March 07, 1996
By: Adam Levine and Lara Hearnburg
State Capital Bureau

JEFFERSON CITY - Before drinking your next glass of water, you might want to consider how safe your water is. The Missouri Natural Resources Department is encouraging public water systems to take a closer look at the safety of drinking water. A recent report from the DNR says dangerous bacteria is finding its way into drinking water from tanks where the water is stored.

Bob Atkinson, Environmental Engineer for DNR, said that tanks can cause problems in drinking water.

"Elevated and ground storage tanks are a major source of contamination of drinking water in the distribution system," Atkinson said.

In a small town in southeastern Missouri, water tanks were more than a potential problem.

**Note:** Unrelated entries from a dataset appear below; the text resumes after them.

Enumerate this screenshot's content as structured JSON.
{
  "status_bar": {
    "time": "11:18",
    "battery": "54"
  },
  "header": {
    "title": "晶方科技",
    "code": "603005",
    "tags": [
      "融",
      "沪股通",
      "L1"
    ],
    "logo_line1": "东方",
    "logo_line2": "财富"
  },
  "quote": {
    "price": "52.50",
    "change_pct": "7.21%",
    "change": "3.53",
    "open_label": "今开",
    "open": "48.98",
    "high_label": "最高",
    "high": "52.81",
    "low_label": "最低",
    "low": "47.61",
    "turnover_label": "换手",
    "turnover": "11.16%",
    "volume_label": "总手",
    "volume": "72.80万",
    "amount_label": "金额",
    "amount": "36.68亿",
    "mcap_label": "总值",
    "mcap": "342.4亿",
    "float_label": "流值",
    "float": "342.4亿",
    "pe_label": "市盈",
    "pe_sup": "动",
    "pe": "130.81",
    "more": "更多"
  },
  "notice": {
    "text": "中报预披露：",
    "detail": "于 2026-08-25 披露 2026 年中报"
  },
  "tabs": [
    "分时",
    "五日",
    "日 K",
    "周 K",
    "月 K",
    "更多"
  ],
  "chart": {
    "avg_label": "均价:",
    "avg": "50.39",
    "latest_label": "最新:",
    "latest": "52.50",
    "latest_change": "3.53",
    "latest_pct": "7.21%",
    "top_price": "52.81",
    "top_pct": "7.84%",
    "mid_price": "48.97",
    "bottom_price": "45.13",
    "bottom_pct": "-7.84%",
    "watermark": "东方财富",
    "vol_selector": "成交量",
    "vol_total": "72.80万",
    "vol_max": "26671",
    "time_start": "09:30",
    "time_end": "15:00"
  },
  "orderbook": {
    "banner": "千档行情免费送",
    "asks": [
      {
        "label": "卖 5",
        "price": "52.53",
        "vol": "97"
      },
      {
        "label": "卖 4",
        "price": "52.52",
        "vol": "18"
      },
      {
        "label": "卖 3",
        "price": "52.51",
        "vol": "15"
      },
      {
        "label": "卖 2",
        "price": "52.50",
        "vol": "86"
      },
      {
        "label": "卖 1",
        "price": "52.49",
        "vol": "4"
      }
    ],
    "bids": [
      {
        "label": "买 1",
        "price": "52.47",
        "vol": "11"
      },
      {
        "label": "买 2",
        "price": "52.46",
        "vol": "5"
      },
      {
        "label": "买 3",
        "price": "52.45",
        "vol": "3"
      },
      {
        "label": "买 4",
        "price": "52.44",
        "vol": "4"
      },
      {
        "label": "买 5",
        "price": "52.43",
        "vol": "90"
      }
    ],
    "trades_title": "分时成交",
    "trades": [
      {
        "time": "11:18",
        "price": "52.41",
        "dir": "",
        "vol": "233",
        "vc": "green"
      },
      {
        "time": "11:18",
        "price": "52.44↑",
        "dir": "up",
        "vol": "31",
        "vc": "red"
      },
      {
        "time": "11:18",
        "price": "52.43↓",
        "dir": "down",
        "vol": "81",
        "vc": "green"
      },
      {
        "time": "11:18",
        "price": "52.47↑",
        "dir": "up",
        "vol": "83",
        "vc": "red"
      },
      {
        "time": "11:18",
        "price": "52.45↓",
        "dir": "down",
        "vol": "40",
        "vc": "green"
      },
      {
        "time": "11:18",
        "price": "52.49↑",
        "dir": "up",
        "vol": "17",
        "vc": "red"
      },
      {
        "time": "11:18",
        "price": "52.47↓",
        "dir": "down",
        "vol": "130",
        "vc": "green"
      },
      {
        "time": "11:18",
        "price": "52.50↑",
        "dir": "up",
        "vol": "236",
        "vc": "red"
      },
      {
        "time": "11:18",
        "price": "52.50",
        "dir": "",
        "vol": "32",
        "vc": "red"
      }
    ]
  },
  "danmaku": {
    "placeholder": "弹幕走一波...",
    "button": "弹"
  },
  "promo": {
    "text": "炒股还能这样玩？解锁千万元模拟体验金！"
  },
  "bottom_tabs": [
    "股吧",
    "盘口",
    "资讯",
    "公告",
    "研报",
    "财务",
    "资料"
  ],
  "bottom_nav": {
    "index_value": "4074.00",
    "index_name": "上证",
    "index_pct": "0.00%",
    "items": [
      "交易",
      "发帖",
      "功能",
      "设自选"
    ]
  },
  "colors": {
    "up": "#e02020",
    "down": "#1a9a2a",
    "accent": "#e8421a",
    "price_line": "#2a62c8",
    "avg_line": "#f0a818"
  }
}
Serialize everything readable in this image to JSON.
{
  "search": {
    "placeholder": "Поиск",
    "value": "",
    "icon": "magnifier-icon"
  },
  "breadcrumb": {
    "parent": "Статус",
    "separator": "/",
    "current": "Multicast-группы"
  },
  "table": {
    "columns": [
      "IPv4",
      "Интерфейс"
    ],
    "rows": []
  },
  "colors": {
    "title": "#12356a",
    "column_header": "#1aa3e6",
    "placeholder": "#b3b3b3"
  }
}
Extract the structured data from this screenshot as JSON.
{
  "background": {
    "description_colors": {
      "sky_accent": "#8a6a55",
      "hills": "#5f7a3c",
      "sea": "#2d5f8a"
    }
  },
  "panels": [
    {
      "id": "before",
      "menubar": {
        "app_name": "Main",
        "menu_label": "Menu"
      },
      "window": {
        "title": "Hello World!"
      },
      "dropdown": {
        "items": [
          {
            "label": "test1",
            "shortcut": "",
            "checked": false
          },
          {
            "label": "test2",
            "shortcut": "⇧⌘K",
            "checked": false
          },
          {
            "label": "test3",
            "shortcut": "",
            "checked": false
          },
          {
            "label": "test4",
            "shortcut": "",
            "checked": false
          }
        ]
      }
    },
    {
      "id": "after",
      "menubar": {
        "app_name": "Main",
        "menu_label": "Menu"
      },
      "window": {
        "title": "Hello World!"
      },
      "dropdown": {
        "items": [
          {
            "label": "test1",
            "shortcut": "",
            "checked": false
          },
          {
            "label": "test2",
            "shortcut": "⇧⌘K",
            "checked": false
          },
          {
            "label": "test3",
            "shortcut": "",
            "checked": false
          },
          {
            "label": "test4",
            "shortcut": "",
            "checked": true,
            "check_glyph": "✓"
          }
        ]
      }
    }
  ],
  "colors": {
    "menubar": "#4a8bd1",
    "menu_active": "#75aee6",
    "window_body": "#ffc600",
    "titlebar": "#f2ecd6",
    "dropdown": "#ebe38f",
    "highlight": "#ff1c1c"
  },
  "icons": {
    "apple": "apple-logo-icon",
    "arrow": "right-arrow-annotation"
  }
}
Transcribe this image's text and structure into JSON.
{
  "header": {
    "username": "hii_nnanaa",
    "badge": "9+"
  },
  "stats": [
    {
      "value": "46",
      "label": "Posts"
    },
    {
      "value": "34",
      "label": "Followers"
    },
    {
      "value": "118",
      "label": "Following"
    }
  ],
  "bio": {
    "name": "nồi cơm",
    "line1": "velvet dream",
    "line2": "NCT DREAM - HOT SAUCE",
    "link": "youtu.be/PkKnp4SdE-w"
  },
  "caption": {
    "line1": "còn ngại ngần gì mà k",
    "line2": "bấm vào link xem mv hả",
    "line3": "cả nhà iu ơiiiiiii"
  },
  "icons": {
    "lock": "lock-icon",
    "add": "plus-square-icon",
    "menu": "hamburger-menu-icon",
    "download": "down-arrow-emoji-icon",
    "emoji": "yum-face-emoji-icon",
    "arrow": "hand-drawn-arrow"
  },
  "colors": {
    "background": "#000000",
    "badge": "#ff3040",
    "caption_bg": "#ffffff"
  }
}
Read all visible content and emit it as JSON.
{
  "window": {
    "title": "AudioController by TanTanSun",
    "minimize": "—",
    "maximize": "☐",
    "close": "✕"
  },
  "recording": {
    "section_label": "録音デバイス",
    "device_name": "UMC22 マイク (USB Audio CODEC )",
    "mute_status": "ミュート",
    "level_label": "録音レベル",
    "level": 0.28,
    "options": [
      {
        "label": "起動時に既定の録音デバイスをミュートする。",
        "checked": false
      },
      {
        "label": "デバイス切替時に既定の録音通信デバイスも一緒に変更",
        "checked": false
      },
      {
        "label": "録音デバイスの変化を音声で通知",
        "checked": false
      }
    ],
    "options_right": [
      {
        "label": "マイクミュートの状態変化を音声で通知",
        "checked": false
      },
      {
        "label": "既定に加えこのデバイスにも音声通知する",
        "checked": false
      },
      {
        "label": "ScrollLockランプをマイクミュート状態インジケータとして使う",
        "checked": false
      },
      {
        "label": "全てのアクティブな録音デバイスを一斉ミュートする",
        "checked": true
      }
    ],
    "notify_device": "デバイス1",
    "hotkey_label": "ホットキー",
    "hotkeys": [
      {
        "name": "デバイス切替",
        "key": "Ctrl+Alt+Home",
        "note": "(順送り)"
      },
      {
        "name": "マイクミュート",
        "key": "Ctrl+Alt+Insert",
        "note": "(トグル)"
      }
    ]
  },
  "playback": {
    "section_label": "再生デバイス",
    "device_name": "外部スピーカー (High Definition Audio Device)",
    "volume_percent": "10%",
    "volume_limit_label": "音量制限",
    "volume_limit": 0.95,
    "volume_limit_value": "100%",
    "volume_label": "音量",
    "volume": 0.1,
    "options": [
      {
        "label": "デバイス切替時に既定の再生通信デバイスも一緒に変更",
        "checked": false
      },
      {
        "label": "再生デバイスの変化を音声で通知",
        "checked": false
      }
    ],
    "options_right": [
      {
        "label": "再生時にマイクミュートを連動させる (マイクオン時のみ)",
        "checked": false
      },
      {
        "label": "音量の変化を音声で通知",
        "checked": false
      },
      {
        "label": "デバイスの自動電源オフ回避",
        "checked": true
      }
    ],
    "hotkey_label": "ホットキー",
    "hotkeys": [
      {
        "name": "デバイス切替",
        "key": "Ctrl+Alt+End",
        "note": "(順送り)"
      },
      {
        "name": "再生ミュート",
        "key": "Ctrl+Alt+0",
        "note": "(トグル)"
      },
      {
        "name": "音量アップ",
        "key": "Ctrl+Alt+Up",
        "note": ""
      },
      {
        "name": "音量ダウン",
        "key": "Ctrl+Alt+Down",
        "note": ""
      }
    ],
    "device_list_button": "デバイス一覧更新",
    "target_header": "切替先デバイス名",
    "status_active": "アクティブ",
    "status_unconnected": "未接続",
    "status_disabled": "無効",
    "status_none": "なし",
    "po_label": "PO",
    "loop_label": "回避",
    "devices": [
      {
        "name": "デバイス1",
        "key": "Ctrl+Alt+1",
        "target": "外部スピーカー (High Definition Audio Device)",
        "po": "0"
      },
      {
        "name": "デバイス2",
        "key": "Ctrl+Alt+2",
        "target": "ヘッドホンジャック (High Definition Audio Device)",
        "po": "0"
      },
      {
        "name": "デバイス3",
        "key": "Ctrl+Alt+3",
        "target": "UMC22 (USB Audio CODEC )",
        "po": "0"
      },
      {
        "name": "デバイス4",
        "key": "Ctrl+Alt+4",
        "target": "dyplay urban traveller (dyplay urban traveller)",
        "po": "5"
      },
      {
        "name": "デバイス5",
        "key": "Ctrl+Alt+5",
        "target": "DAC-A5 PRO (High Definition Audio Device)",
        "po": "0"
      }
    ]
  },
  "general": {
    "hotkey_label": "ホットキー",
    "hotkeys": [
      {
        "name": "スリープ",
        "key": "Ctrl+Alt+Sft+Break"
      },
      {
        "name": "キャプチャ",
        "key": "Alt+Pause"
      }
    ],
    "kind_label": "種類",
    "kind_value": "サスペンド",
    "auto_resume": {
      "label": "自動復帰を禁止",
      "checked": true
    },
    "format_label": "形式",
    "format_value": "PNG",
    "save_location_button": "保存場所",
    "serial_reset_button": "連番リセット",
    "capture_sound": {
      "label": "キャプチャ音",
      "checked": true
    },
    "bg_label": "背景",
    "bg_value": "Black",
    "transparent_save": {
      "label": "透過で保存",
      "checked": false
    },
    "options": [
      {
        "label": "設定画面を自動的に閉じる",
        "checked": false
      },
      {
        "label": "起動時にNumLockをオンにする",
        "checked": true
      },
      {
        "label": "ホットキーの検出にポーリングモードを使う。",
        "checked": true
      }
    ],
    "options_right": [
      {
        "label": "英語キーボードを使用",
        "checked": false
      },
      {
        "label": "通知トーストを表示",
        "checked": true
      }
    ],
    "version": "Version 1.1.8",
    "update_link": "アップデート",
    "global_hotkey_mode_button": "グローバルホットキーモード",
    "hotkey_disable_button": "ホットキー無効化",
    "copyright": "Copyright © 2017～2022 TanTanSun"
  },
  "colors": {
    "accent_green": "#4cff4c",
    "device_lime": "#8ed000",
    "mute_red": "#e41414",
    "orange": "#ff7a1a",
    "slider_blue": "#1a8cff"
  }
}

According to a report from the Atlanta-based Centers for Disease Control, salmonella poisoning in the water caused seven deaths and more than 600 illnesses from Nov. 1993 - Jan. 1994, in Gideon, Mo. The water was contaminated by bird droppings in the storage tanks.

Although this kind of contamination is rare, problems with storage tanks are not.

Clyde Zelch, president of Tomcat Consultants, who inspects water tanks in Missouri and throughout the Midwest, said that these problems are common.

"It's anywhere you go and it's not just Missouri," Zelch said." Somewhere around 75% of the tanks that we have looked at in the past six years have some type of a potential problem."

Atkinson said that the DNR is aware of the problems.

"Two tank inspection companies report that 25% of these tanks, at a minimum, are contaminated. Most are contaminated by birds and/or insects with a few contaminated by vandalism or sabotage."

DNR is addressing the problems that are epitomized by the tragedy in Gideon by educating operators of individual water systems.

The efforts by DNR focus on the dangers of ignoring any aspect of water system maintenance including distributing and storage.

Atkinson said that when water quality is evaluated, the storage tanks are often not considered.

"It appears the sanitary integrity of these tanks either is taken for granted or a forgotten maintenance item," said Atkinson. "Since the defects are so high in the air it may be an out of sight, out of mind situation."

In the seminars offered to operators as a part of DNR's efforts, what happened in Gideon is used to encourage regular tank inspections.

The mayor of Gideon at the time of the deaths there doesn't think that encouraging inspections is enough. Instead, former Mayor Linny Hatley said that he feels that inspections should be required.

"Definitely if there had been either DNR regulations or state regulations about inspection, the problems in Gideon could've been avoided," Hatley said.

The storage tanks in Gideon, however, are still not being inspected on a regular basis.

Current Gideon Mayor Louise Shock said, "Maybe cities like us are just a little bit laxed on that and maybe we should have it (regular inspections)."

Currently, the Natural Resources Department does not require regular tank inspections or maintenance.

Zelch said that he feels like DNR's educational effort is adequate to address the problem.

"DNR is doing a good job," said Zelch. "DNR has put this out in front of all the water systems, the importance of competent periodic inspection."

Zelch suggests though that the public can take a more active role in showing concern about the sanitation of storage tanks in their communities. He said that people can obtain tank inspection reports from local governmental officials.